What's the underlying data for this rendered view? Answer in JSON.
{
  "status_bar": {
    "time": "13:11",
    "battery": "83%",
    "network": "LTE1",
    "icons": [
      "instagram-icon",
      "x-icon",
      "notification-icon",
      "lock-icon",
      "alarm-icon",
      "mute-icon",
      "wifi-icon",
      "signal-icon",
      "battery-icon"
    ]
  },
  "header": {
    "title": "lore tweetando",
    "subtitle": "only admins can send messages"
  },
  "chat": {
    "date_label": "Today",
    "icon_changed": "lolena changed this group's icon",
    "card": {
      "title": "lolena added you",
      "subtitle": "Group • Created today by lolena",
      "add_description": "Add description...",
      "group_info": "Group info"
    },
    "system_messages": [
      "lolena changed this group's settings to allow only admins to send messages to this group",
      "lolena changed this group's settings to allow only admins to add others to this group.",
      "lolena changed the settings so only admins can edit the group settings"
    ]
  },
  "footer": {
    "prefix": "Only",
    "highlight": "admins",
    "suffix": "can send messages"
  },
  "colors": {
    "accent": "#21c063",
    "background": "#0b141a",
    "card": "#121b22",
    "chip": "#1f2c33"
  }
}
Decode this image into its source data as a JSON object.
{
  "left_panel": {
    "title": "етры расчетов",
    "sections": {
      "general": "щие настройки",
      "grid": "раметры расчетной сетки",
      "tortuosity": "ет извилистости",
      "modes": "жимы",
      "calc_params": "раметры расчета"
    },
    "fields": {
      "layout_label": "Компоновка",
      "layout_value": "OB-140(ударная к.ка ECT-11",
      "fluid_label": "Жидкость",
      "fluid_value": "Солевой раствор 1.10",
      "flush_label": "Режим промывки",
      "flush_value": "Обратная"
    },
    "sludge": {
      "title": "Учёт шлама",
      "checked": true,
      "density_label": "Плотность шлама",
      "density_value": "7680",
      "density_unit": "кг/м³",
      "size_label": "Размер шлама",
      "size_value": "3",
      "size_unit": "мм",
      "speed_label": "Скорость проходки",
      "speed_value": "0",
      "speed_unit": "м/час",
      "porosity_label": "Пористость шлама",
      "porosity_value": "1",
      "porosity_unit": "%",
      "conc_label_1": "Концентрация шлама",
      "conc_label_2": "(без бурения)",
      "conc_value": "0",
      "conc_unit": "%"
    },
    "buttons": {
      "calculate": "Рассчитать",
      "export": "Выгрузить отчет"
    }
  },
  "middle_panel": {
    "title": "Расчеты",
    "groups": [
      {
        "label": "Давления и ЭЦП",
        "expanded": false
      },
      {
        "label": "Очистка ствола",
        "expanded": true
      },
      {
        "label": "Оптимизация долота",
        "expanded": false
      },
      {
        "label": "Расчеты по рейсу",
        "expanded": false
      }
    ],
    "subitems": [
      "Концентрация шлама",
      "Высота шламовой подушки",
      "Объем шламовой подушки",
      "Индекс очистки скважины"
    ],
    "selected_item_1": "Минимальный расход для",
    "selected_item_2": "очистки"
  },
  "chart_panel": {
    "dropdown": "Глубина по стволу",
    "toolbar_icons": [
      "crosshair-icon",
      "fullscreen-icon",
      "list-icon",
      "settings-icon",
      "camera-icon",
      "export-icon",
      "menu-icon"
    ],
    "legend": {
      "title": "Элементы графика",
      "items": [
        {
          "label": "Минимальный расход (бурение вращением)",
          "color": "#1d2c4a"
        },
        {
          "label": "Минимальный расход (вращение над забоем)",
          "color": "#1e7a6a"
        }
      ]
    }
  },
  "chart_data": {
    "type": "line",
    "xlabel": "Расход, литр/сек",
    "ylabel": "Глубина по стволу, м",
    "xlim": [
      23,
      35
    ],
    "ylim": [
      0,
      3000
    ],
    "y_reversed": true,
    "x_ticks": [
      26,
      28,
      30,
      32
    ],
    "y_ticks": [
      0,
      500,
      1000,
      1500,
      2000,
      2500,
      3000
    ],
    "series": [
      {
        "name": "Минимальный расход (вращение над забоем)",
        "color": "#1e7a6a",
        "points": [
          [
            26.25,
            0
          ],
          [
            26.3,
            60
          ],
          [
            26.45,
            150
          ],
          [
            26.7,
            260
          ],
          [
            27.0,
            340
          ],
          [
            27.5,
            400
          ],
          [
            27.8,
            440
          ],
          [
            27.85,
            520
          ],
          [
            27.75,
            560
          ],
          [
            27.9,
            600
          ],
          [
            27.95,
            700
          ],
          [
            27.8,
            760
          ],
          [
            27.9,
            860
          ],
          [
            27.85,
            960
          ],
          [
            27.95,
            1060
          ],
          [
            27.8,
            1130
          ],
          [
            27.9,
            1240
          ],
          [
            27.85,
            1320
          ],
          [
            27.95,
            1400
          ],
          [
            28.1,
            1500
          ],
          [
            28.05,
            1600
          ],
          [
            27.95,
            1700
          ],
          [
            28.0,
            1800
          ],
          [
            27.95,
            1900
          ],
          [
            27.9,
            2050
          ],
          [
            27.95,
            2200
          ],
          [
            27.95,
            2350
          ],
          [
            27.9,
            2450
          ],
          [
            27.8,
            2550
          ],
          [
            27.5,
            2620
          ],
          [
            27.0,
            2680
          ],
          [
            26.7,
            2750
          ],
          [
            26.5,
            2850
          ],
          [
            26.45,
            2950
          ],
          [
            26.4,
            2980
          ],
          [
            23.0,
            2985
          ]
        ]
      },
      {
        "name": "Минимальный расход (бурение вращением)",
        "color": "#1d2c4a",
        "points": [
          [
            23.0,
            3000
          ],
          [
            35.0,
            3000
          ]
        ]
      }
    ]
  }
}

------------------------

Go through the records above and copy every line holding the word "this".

§ **Task response**:
What's the underlying data for this rendered view? Answer in JSON.
    "icon_changed": "lolena changed this group's icon",
      "lolena changed this group's settings to allow only admins to send messages to this group",
      "lolena changed this group's settings to allow only admins to add others to this group.",
Decode this image into its source data as a JSON object.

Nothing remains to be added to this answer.